Airport or not?
A poll posted last week on the Beacon website asked readers whether or not the Beef Island runway should be expanded — a long-time government plan recently supported by a consultant whose report has not yet been made public. More than 200 responses were split down the middle, with 49 percent in favour of expanding the runway, 46 percent opposed, and five percent undecided. As the government prepares to move forward with the expansion, these results suggest the issue will continue to be contentious — just as it has been since a previous government announced in 2012 that it was a “done deal.” Beaconites were glad to see that their story also sparked intense debate on the BVI Community Board. They believe continued dialogue will be crucial for the future of what would be the biggest capital project in the territory’s history. Transparency is also crucial, so they hope the government will release the consultant’s report straightaway.
A Beaconite finds herself lucky enough to see the process of constitutional review unfold during her first year in the Virgin Islands. Besides offering an avenue for learning more about the history of the territory, this moment is an opportunity for community members to voice their priorities for the future. People power is what paved the way toward a more representative government, the right to vote, and more recently — as described in this week’s special report — the path to green energy. The reporter hopes residents take every opportunity during this process to continue making their voices heard on key issues while the VI finds itself in uncharted waters.
A Beaconite was happy and relieved this week to publish a special report about renewable energy in the Virgin Islands (see page one) that he had been sporadically working on for about a year. Contextualising the story of more than a decade of piecemeal progress in the territory’s alternative energy space made the writing process daunting, and the Beaconite was slow to start and occasionally slow to continue after taking pauses when realising that substantial revisions would be necessary. Hindsight, of course, is 2020, and in retrospect many of the revisions that seemed so demanding actually were pretty simple. This is perspective the Beaconite is glad to carry with him to other research-intensive projects.

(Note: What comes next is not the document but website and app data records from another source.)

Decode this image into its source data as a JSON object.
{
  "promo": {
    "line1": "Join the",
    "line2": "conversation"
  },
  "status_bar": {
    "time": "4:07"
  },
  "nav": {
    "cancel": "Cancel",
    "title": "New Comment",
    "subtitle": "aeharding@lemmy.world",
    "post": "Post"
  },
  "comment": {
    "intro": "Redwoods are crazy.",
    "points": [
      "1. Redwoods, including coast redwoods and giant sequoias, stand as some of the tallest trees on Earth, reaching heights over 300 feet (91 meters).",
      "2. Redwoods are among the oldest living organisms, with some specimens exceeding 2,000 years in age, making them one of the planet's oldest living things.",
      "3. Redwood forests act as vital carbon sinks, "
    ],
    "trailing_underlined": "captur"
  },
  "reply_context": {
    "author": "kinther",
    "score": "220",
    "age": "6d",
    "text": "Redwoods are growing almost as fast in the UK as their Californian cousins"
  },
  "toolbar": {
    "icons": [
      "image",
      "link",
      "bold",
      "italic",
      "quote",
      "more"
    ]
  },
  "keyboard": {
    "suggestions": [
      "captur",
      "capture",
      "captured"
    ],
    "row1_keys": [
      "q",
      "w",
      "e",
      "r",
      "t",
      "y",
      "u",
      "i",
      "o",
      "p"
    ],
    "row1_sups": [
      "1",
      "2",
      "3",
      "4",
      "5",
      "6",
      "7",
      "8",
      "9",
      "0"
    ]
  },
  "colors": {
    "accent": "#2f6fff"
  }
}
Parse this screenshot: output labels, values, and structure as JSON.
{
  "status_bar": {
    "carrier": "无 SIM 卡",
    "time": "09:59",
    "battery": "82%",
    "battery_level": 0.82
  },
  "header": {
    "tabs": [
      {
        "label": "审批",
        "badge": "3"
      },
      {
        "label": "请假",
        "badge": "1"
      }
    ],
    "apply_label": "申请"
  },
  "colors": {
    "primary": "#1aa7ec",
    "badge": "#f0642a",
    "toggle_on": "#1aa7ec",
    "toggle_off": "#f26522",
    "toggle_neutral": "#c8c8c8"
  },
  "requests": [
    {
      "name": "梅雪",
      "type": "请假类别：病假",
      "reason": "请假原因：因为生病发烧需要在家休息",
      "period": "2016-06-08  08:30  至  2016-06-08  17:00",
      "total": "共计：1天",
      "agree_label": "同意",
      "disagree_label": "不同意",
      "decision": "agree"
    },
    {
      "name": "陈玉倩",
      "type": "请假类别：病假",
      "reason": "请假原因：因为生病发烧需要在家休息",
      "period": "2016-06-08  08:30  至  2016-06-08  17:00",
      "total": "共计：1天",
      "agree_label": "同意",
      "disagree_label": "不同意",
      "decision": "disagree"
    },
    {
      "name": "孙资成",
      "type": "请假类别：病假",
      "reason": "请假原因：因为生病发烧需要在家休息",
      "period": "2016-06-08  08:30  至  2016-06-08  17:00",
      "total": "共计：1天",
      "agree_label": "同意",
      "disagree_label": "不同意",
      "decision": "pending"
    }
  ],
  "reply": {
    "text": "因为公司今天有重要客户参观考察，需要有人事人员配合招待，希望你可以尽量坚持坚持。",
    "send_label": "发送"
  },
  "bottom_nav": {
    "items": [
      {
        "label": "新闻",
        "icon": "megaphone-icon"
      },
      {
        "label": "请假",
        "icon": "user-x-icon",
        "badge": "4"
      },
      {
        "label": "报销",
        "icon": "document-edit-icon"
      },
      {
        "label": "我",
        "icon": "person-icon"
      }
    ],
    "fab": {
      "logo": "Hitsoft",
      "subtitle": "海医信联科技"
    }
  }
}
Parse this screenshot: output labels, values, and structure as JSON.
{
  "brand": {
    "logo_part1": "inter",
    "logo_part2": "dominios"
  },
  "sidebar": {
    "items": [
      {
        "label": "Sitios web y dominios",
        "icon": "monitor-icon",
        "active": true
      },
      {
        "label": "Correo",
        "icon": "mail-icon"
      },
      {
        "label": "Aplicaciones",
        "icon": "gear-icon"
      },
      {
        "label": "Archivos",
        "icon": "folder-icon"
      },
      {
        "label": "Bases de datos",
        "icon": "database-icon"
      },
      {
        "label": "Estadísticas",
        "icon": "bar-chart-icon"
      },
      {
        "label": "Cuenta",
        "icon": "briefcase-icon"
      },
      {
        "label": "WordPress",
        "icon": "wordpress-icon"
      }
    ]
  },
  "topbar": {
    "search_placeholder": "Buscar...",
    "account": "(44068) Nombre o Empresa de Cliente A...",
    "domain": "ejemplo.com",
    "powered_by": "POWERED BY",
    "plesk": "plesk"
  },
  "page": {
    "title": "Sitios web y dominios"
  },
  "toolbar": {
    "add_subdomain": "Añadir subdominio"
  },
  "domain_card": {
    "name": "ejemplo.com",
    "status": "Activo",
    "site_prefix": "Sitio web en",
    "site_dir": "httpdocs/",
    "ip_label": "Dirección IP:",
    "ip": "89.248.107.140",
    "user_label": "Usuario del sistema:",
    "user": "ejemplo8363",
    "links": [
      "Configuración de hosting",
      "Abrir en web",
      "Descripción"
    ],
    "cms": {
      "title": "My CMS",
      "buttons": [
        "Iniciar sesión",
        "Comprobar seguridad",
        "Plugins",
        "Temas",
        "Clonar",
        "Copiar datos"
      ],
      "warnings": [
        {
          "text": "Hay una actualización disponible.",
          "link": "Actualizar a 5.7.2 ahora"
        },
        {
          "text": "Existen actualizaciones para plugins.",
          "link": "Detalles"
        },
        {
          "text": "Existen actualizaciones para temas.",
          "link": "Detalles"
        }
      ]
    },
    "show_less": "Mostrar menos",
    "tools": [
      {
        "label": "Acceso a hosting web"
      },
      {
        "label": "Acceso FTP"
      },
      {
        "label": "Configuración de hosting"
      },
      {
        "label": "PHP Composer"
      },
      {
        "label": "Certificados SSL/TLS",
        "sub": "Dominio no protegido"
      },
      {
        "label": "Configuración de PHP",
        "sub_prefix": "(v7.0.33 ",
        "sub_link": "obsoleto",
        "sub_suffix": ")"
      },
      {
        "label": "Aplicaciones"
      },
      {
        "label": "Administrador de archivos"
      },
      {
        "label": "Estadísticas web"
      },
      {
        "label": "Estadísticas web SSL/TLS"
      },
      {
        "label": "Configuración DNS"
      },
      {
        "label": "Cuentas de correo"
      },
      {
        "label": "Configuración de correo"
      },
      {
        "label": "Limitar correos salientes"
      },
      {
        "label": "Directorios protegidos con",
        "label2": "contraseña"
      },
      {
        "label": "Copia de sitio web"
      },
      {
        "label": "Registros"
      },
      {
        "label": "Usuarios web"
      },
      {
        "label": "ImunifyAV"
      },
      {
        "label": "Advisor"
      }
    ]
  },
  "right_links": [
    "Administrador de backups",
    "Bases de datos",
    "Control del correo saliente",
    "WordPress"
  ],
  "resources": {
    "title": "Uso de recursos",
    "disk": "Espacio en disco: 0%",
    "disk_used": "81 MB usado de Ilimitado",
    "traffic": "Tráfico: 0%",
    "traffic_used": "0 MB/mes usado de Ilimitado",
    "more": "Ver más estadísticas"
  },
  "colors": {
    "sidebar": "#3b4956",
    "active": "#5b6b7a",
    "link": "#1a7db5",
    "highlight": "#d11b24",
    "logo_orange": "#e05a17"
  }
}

He had always thought long-form journalism would be his niche, and completing this work has encouraged him to keep heading in that direction. It also has encouraged him that the renewable energy movement in the VI— and perhaps worldwide — could prove effective in driving down fossil fuel emissions and while keeping costs low. Obstacles that have hampered renewable projects in the VI previously are far from gone — some, like the topography of Caribbean Islands, can never go away — but there is a skilled and ambitious, and somewhat scrappy, pool of professionals hungry to transform the energy sector, and a government that appears eager to abet this transformation. By working together, and dealing with one another fairly and honestly, the Beaconite sincerely believes that a renewable energy revolution is possible in the VI.
As a tropical storm approached shortly before deadline this week, a Beaconite was reminded of the first hurricane she experienced, which was Dorian, as it was passing through the territory last year. She remembers the anticipation before the storm heightening her fears, and being amazed at the high winds and rain. She bunkered down in her apartment in Long Trench, laying towels by the windows as the water seeped in and passing time watching movies, which helped keep her mind off the storm. Though she knows it was nothing like what residents have experienced with Irma, she wonders if she’ll ever get used to the feeling of impending doom that comes each year with hurricane season.